The oceans five major “currents”, called gyres, naturally collect plastic and other garbage, condensing them over time. This creates large patches of loosely-packed, non-biodegradable, plastic particles (mostly below the surface of the water). These plastic particle patches are both hard to see, and hard to clean up. This slightly complex mechanic, and the use of terms like “garbage island” or “plastic island” (which implies something more visual), has led to some confusion as to what is happening in the ocean
- It’s a myth that there is a plastic trash island (a large visible solid mass of garbage floating in the water like an island).
- It’s a fact that there are multiple large, low-density, patches of plastic particles collected by the ocean’s major gyres. They mostly exist below the surface of the water, and are hard to see with the naked eye.
How Many Plastic Islands are There?
There is a “plastic island of garbage” that corresponds with the five major gyres in the oceans. Each gyre collects plastic in mostly broken down form called microplastic (small particles with a diameter of less than 5 mm). Other trash gets caught, but the non-biodegradable plastics are the main issue.
What Do the Garbage Patches Look Like?
The garbage patches span areas of up to 15,000,000 kilometers and are spread out over vast distances, with a density of about 5.1 kilograms per square kilometer of ocean area. There isn’t an even distribution over an area, but varying distributions of microplastics (and sometimes other trash) around the gyres. See the image on this page for a great visual.
Given the low density of garbage, and the sparseness of that density, it is difficult (or in some cases impossible) to see the patches with the naked eye, and the particles are hard to detect with satellites too. Lack of easy visibility has led many to decry the findings as environmentalist propaganda, but finings from NASA and other sources have generally discredited that argument.
Despite a lack of visual evidence, and some exaggerations by the media, samples of ocean water have shown that the non-biodegradable plastic in our oceans is a major problem… that has been escalating out-of-sight since the 80’s.

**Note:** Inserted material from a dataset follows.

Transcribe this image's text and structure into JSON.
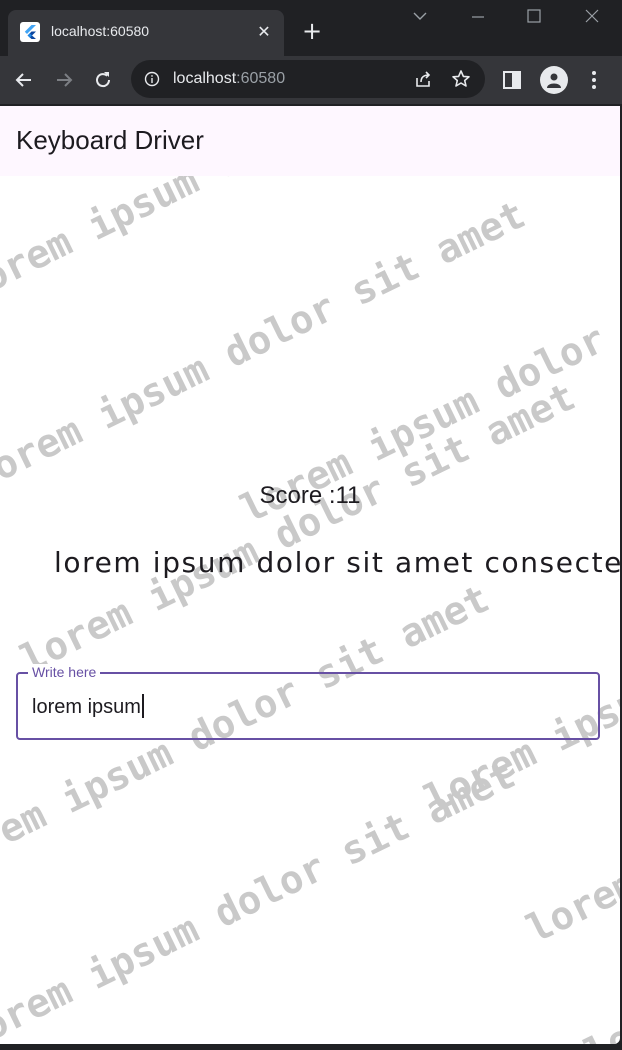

This is how garbage islands have formed in the last 35 years.
How Was the Garbage Patch Discovered?
The Great Pacific garbage patch was predicted in a 1988 paper published by the National Oceanic and Atmospheric Administration (NOAA) based on results obtained by several Alaska-based researchers between 1985 and 1988 that measured neustonic plastic in the North Pacific Ocean.
From that point, people claimed to have seen patches in the different oceans, but no one was taken seriously including sailor Charles J. Moore and oceanographer Curtis Ebbesmeyer, who coined the “Eastern Garbage Patch” (EGP).
Are the Garbage Patches a Problem?
Most of what you’ll hear about the garbage patch is true, even though the word “island” is misleading. Giant swaths of the ocean being covered in non-biodegradable microplastics has all the negative effects you might imagine. It’s not only hard to clean up, but toxic to living things, and can have a bit of a butterfly effect over time. Here an article pointing out one of the many side effects.
The garbage islands aren’t actual islands. They are large swaths of broken down plastics caught in the ocean’s major gyres.
VICE V. the North Pacific Gyre
After hearing about the floating island of garbage and human-made plastic waste, a film crew from Vice Media went to document the evidence. What they found wasn’t any sort of “floating island”, but rather low-density patches of broken up plastic and plastic particles that had been pushed into one spot from the gyre. This helps to confirm that the plastic part is real, but the island part… not so much.
Garbage Island: An Ocean Full of Plastic (Part 1/3)